Overflowing champagne glasses and private jets abound in Netflix's investigative docu-series "Dirty Money."
Produced by Oscar-winning documentarian Alex Gibney ( "Enron: The Smartest Guys in the Room"), the series looks at the greed, corruption and Machiavellian practices of businesses, and businessmen, once lauded as success stories by Wall Street.
Six different directors over six hourlong episodes explore the machinations and corrupt culture that have given rise to some of the more infamous business scandals of our time. Each segment, all of which premiere Friday, is an entertaining yet informative mini-doc, chock full of research, interviews and artful interstitials.
Episodes include a look at the soaring price of pharmaceuticals, the predatory practices of "payday loans" (you've seen the TV ads: "Speedy cash!") and the Volkswagen diesel scam.
There's also a maple syrup heist and the story of terror groups and drug cartels laundering money through HSBC Bank. Though seemingly far flung, each episode is loosely connected by the amoral pursuit of money and how that is driving capitalism toward a dangerous precipice.
"Drug Short," directed by Erin Lee Carr ("Thought Crimes"), is the best and most disturbing example of wealth acquisition at any cost. And here, that cost is human life.
The episode investigates big pharma greed via a scandal that took down top dogs at an industry drug giant, Valeant.
The company's soaring profits rendered it a Wall Street darling earlier in the decade, until a little research by a trader illustrated how they turned consistently high profits. There's a lot to the story, which "Dirty Money" breaks down in extensive background research and multiple interviews, but the upshot is that the heads of Valeant flipped drugs like houses.
Instead of developing new drugs, as was the model for the industry, they acquired medications already on the market, renamed them, and increased the price. In the case of Syprine, "Dirty Money" says it went from $650 a month to $21,000 overnight. Those who needed the life-saving medicine, and had been taking it for years, were pushed into financial peril while the chief executives rolled in extreme wealth.
"Payday" looks at the predatory practices of quick consumer loans.
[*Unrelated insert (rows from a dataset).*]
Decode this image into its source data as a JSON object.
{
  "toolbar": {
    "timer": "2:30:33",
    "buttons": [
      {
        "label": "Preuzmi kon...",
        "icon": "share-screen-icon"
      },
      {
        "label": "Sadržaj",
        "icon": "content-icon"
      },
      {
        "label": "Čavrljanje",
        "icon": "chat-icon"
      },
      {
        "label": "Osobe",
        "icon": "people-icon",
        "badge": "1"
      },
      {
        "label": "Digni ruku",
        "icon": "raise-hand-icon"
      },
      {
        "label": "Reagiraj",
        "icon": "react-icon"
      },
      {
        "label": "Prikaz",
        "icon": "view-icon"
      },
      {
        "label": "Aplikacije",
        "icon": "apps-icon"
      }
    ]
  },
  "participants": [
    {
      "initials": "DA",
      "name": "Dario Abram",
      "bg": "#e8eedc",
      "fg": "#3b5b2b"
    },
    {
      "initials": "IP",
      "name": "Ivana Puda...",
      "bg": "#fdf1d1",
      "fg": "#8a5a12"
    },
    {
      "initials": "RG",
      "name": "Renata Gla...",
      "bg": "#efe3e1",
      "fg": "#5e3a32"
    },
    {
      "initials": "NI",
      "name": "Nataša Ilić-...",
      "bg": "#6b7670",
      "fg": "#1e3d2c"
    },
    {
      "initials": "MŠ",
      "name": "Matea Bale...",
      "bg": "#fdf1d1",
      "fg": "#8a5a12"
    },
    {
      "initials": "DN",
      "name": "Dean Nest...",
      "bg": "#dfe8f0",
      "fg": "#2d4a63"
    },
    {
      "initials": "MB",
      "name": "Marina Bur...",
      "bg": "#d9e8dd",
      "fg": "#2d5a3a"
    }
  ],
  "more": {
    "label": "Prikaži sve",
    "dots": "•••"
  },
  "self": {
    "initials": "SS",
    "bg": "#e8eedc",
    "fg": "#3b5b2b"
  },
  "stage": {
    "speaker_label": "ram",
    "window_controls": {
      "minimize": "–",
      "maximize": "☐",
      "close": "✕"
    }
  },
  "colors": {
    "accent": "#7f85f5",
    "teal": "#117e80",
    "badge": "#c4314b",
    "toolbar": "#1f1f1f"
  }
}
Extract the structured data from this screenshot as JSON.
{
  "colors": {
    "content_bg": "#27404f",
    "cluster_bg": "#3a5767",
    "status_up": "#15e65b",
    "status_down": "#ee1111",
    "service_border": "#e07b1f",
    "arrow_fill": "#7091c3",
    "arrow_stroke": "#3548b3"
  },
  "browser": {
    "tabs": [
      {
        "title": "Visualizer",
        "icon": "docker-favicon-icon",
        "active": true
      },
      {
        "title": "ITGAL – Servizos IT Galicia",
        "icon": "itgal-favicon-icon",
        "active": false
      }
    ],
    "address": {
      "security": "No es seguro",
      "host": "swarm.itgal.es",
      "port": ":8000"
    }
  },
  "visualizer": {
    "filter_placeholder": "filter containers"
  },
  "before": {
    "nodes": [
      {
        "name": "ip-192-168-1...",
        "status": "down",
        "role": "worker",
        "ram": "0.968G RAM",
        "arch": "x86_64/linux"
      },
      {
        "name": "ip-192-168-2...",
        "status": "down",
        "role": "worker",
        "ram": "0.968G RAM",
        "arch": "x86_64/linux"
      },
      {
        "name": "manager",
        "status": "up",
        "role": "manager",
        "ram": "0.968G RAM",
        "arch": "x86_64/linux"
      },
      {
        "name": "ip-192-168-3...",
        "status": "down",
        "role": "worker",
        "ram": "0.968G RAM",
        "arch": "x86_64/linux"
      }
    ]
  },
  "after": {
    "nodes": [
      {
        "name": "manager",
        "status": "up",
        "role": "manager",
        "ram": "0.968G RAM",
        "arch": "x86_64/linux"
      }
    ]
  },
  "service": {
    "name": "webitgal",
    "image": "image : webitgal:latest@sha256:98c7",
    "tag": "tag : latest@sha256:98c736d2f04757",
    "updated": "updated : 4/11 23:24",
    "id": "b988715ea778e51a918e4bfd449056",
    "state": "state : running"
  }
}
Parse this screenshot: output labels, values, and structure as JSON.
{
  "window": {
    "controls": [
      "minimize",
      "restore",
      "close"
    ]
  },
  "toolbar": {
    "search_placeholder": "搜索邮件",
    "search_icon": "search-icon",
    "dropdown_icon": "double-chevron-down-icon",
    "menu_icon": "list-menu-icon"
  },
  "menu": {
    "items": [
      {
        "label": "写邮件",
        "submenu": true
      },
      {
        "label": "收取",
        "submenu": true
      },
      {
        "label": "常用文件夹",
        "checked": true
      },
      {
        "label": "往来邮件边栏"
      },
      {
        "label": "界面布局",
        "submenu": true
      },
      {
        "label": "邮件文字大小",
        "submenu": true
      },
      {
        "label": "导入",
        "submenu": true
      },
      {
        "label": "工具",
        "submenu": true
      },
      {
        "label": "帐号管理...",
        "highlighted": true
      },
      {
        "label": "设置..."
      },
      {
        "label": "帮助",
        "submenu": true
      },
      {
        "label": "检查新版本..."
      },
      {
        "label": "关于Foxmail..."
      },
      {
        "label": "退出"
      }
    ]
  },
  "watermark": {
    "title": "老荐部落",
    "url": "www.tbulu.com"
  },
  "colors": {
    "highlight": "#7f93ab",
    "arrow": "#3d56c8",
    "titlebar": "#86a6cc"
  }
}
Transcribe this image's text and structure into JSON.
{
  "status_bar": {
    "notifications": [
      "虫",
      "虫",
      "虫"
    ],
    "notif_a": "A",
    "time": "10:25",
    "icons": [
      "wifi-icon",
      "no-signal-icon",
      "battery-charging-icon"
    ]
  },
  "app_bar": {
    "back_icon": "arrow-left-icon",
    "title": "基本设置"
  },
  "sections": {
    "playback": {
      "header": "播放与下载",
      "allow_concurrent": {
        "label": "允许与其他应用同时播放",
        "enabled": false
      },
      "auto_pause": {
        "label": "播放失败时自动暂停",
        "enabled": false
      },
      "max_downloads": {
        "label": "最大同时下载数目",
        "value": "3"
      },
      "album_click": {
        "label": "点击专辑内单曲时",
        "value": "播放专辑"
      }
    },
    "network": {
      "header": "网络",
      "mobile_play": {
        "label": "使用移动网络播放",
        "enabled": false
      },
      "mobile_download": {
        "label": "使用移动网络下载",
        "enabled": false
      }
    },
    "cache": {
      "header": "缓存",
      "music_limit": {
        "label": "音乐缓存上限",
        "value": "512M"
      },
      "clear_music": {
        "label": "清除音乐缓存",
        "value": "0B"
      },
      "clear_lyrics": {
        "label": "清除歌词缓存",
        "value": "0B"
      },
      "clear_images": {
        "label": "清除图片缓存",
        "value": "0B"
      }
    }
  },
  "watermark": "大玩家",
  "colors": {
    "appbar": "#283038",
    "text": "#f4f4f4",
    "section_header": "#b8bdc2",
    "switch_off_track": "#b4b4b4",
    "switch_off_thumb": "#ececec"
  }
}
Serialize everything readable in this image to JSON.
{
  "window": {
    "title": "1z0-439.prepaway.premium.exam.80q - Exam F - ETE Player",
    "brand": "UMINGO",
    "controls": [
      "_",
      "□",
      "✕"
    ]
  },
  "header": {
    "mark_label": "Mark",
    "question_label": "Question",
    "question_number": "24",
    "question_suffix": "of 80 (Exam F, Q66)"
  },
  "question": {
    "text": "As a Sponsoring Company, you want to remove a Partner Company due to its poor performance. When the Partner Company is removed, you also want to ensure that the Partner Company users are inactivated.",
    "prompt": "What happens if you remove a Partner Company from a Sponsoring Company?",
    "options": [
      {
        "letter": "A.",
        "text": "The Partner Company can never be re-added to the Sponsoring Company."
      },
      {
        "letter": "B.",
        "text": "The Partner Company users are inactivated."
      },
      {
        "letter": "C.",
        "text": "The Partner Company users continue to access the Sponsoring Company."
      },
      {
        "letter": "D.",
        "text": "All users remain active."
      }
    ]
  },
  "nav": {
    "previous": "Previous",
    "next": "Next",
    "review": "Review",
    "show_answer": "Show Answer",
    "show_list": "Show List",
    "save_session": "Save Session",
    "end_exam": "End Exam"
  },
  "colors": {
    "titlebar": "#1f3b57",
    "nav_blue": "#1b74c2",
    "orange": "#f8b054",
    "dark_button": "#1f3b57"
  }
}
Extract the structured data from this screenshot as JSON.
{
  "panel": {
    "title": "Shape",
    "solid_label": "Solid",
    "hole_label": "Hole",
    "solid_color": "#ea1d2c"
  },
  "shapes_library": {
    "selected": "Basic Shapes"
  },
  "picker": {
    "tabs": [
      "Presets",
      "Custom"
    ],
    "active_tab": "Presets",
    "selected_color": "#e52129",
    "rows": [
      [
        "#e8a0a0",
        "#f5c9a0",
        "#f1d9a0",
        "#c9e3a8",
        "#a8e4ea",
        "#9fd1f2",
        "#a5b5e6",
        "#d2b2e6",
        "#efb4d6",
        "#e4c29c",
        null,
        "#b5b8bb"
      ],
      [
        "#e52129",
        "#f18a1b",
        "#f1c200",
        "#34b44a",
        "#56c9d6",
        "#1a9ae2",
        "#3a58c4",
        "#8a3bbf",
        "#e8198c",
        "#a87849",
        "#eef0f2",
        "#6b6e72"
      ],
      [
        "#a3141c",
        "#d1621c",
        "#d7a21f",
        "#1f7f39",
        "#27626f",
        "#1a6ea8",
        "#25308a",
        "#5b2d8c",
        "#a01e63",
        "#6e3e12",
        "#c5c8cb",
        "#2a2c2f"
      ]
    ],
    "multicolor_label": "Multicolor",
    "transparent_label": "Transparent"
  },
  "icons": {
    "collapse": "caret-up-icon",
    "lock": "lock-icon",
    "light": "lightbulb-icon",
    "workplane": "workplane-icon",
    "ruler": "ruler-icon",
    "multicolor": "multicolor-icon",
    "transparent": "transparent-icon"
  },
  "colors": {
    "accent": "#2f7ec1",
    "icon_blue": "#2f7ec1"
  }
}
Director Jesse Moss ("The Overnighters") gets extensive access to loan lender and race car driver, Scott Tucker, as he prepares to go to trial for criminal charges connected to his now-defunct lending business.
Like other lenders that prey on low-income consumers in need of a little cash, his loans came with hidden fees that might triple or quadruple what's owed, even as consumers paid them off regularly and on time.
Tucker, meanwhile, was buying mansions and fast cars and making a name for himself as a professional race car driver, playing an elaborate shell game with his businesses that included fronting as a Native American-run operation. His on-camera hubris is astounding, even as tow trucks literally repossess his beloved hot rods from his home mid-interview.
The deceptive nature and near sociopathic unwillingness of Tucker to recognize the ruin his actions brought upon others is another common thread throughout all the unsettling narratives featured in "Dirty Money."
The sixth episode is about Donald Trump. "The Confidence Man" initially appears to be different from the other five given the subject's current status as POTUS. Yet it chronicles a businessman perceived to be wildly successful — but scratch the surface, and it's a very different story.
Trump's greatest talent, contends the docu-series, was projecting the image of a self-made, successful businessman, which, in essence, was his father's story. From as far back as the 1980s, Trump's impulsive deals, bankruptcies and reckless spending spoke otherwise. "The Apprentice" only bolstered the illusion of executive competency, and it was constructed by a team of reality TV producers.
When: Anytime, starting Friday
Rating: TV-14 (may be unsuitable for children under the age of 14)